[Data entries]

◆ ◆ ◆ ◆ ◆ ◆ ◆

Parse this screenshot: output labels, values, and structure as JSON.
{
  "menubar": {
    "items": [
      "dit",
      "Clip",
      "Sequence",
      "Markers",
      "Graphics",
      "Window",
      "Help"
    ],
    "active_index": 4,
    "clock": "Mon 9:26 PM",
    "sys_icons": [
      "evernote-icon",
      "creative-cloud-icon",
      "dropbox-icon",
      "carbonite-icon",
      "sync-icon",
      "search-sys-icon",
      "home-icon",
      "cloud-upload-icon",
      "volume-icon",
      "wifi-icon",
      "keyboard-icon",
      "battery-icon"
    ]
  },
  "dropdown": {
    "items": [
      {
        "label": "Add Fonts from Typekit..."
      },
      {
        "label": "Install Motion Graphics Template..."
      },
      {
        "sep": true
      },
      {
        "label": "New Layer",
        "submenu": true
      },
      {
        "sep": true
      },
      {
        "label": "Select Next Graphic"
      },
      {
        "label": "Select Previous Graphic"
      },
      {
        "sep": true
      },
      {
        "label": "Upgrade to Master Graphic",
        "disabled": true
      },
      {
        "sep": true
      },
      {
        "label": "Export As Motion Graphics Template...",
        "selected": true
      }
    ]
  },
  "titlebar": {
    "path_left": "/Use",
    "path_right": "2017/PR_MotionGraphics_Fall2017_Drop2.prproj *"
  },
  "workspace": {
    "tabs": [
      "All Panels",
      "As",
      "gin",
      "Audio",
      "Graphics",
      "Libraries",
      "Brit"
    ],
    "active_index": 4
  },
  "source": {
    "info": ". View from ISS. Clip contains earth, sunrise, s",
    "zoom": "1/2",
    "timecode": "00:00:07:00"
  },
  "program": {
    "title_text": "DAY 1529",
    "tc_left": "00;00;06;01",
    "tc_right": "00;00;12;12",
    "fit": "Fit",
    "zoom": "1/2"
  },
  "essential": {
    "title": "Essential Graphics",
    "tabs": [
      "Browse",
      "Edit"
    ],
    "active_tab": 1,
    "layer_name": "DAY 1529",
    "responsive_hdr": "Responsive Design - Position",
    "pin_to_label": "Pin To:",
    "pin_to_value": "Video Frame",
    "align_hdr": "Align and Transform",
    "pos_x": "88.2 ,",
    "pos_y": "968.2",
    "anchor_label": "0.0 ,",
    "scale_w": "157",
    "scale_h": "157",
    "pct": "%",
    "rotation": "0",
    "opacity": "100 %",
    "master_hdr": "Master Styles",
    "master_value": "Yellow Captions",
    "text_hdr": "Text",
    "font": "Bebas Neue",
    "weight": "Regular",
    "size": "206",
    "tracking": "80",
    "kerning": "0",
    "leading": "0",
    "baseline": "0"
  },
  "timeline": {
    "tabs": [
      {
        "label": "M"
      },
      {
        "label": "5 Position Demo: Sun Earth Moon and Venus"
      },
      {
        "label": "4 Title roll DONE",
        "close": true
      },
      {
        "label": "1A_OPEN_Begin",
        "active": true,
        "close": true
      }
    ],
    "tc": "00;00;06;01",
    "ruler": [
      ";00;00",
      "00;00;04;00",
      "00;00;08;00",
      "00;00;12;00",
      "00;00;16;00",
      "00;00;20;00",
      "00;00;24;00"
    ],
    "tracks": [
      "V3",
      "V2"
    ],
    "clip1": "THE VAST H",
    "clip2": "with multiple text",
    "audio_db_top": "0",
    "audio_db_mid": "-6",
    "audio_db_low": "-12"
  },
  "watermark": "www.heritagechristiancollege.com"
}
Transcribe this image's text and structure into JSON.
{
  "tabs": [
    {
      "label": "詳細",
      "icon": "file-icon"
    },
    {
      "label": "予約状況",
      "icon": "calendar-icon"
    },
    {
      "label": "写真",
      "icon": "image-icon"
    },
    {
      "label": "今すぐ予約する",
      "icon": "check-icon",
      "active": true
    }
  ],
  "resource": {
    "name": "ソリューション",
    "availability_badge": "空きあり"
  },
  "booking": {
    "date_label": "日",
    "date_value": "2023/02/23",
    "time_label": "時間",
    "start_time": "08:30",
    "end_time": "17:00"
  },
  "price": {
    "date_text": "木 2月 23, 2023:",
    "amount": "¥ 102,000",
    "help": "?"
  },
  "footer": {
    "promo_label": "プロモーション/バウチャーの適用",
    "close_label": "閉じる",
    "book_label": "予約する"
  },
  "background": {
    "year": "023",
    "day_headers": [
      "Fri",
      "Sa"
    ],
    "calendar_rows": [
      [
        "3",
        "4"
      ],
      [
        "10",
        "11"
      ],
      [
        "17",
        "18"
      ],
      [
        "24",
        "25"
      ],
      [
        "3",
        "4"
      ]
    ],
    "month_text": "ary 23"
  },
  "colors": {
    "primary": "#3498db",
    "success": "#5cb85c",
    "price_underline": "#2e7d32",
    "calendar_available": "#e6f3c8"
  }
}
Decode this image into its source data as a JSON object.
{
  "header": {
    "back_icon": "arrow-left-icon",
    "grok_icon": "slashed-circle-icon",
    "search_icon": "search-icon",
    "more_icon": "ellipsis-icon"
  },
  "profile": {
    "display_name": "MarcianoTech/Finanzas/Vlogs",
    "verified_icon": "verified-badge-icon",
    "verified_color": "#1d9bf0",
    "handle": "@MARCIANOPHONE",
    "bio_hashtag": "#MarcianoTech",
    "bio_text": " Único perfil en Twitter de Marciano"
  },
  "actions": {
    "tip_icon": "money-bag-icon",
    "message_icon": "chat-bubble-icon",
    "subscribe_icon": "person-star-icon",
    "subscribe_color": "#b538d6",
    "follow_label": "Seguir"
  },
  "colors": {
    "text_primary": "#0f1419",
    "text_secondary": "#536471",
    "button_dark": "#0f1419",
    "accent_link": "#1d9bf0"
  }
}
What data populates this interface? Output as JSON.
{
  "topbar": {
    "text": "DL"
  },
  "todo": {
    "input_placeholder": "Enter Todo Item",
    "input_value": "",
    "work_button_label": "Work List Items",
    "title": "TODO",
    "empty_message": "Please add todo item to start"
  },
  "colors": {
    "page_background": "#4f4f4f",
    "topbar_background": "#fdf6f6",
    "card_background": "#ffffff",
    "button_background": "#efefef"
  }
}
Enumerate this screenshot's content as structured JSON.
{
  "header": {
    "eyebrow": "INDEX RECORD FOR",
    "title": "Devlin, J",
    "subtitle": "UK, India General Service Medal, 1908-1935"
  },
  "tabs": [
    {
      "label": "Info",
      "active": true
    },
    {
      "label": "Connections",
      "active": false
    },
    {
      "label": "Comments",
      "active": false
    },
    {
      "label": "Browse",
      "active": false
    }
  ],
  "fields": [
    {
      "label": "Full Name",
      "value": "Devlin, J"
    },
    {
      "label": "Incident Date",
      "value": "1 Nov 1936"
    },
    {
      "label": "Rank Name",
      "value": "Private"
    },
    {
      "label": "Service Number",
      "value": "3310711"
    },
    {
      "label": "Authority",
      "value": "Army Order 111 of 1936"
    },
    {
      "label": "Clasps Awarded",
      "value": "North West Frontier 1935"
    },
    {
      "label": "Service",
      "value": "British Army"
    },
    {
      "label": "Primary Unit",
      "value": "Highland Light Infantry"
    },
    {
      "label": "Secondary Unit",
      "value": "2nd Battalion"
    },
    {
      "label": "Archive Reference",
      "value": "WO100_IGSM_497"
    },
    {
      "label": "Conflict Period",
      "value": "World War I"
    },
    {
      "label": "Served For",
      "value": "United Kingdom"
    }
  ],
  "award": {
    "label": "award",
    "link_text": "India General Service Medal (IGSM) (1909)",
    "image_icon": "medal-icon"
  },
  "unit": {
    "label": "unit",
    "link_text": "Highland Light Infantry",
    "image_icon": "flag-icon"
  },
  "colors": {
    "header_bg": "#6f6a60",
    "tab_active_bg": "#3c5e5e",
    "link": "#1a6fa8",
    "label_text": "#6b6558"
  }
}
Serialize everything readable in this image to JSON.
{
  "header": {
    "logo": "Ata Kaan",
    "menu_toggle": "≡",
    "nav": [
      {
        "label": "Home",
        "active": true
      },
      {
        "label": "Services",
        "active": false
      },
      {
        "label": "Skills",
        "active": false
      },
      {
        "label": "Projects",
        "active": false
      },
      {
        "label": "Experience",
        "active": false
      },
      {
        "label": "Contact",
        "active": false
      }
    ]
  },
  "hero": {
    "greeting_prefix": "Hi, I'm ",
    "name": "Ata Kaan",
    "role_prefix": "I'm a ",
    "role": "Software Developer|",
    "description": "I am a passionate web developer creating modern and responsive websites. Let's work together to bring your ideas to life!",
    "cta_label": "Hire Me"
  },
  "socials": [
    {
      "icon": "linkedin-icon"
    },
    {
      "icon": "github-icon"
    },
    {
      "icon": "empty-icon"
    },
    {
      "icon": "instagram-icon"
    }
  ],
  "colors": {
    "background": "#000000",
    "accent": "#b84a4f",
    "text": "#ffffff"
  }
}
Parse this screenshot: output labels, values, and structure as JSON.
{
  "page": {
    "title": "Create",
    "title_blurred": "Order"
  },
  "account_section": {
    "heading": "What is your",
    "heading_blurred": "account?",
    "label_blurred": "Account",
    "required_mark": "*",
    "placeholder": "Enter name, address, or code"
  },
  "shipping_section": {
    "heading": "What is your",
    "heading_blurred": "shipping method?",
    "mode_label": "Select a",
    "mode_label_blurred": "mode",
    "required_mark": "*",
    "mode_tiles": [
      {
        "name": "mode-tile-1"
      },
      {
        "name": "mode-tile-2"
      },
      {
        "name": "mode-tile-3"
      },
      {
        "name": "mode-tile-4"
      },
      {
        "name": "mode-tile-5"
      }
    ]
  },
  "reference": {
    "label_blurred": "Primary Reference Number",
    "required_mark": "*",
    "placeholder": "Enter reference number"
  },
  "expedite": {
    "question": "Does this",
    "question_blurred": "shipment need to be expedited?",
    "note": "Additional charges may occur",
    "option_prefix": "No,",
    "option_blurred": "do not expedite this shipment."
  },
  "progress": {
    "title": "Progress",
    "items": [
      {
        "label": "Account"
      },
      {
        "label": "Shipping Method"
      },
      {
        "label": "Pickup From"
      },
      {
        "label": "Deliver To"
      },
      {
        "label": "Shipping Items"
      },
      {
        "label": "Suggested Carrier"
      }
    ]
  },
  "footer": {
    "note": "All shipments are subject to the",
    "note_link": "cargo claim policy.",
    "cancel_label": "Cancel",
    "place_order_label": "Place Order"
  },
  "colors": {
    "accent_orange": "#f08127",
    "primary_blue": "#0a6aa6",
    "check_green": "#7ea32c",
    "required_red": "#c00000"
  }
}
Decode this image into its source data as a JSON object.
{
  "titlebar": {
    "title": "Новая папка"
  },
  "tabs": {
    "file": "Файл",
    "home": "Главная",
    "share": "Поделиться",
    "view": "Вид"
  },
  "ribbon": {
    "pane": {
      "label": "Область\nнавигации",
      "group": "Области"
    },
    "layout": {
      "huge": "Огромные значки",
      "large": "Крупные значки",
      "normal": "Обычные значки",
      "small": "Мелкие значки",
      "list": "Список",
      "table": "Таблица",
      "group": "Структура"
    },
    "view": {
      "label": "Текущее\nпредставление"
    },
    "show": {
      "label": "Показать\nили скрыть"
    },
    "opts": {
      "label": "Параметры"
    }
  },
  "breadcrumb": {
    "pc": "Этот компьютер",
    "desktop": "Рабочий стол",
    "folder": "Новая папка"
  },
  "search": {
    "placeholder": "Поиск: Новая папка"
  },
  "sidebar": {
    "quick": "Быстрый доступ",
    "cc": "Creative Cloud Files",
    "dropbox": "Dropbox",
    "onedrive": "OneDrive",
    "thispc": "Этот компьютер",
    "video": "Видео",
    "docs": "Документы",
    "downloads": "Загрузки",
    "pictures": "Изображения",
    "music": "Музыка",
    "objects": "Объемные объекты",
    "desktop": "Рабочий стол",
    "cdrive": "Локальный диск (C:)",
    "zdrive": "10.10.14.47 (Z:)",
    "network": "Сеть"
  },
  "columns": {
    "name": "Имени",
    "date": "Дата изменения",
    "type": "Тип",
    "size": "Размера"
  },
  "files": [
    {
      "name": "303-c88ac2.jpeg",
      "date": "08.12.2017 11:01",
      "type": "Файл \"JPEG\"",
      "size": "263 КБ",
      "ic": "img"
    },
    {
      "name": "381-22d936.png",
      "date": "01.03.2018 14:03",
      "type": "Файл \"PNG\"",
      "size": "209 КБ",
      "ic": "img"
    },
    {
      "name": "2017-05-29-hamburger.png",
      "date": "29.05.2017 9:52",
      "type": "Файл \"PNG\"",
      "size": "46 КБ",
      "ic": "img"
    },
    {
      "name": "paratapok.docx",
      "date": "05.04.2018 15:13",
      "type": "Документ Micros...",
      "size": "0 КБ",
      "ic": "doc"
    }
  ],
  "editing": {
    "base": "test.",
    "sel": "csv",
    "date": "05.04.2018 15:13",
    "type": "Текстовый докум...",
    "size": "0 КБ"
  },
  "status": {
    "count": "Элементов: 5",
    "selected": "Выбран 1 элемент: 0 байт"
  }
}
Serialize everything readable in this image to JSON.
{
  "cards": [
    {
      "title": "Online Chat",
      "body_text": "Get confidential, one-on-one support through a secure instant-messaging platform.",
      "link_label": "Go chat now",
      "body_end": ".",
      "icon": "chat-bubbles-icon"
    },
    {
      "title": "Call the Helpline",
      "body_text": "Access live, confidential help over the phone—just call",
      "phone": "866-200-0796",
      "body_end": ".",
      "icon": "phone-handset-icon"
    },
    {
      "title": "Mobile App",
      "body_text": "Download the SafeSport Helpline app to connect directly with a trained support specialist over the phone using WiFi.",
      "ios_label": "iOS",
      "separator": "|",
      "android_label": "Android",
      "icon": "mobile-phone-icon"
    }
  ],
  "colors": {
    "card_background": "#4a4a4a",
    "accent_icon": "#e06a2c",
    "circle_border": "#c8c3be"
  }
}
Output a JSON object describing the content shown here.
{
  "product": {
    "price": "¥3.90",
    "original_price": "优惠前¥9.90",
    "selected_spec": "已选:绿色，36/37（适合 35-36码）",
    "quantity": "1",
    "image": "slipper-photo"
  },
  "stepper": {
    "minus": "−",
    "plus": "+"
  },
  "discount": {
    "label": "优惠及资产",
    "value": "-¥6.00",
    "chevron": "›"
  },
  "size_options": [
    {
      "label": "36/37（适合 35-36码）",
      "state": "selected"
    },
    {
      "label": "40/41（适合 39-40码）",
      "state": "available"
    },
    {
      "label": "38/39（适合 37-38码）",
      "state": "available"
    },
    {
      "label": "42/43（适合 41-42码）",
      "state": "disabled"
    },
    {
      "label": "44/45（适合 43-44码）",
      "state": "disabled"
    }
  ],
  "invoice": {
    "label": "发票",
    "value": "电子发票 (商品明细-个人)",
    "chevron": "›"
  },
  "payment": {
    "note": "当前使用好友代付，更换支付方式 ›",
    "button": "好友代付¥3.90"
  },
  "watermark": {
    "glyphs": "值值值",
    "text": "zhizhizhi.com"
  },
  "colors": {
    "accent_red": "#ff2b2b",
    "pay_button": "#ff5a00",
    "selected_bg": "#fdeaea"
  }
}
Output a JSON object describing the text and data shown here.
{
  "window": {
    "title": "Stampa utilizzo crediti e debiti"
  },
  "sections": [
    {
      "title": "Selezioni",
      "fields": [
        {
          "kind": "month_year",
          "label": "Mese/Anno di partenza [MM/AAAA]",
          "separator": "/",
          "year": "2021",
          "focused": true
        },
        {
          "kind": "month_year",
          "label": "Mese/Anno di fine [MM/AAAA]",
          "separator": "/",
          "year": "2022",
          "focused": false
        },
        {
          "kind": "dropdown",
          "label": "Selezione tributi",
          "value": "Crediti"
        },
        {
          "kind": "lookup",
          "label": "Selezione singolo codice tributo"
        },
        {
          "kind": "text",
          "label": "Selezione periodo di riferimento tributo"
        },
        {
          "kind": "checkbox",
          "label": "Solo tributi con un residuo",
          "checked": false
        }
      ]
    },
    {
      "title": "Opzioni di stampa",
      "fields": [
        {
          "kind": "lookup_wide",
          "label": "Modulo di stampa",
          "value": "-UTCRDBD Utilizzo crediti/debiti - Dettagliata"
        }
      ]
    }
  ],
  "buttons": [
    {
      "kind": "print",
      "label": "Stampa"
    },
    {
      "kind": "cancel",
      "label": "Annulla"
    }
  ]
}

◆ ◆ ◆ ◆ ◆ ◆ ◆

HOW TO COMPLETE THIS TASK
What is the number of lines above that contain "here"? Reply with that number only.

TASK RESPONSE
2